Lancaster drives for a self-owned team in the Arca Menards Series. Saturday’s race was only his seventh in the series. Lancaster has posted two top-10 finishes during his part-time career. He finished sixth during a 2014 race at Talladega and sixth during 2021’s trip to Daytona International Speedway.
A previous crash created doubts about Lancaster’s racing future
In August 2020, Lancaster crashed during a short-track Late Model Stock race at Kingsport Speedway. According to the TimesNews, his No. 25 clipped another car and slammed head-first into the Turn 4 wall. The car burst into flames as the medical crews raced to pull Lancaster out of the vehicle. The veteran driver walked back to his hauler through the pits, but an ambulance later took him to Holston Valley Medical Center.
“MRI results confirmed a hairline fracture at the base of his skull. Also known as a Hangmans fracture, or Atlanto occipital joint fracture, or hairline basilar skull fracture,” Lancaster’s wife Elizabeth wrote on Facebook after the wreck. “Direct from the mouth of the neurosurgeon, this is the same injury that Dale Earnhardt succumbed to, the only difference is it severed Earnhardt’s spinal cord. He is a very lucky man.

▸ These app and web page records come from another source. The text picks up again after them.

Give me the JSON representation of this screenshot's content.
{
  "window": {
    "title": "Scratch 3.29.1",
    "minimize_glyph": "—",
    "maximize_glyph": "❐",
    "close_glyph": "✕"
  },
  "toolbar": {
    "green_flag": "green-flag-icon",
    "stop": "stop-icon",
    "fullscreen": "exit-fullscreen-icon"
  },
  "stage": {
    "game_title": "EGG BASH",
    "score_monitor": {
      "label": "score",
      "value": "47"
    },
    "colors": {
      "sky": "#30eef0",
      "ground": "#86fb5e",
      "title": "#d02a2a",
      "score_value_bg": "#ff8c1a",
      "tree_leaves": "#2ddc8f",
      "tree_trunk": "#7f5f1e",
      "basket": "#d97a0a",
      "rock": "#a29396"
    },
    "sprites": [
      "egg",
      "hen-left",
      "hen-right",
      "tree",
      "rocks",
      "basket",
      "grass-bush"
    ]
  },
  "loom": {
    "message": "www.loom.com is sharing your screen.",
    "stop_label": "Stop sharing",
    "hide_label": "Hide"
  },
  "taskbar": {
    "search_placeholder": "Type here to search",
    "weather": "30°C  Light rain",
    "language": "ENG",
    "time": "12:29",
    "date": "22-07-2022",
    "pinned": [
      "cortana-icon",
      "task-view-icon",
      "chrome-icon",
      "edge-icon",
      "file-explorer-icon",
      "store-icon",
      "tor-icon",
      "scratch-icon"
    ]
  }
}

“Derrick will not require surgery but will be in a neck brace for 3 months, at all times, and absolutely no driving for 3 months. The worst words Derrick heard today was that he should never race again. … Those words nearly killed him. But he knows he is very lucky to be alive.”
Lancaster ultimately received clearance in November 2020 to return to the race car. This news surprised the driver considering that his doctor previously said that he would never race again. Instead, Lancaster was able to head to Daytona in January to take part in the first ARCA Menards race of the season.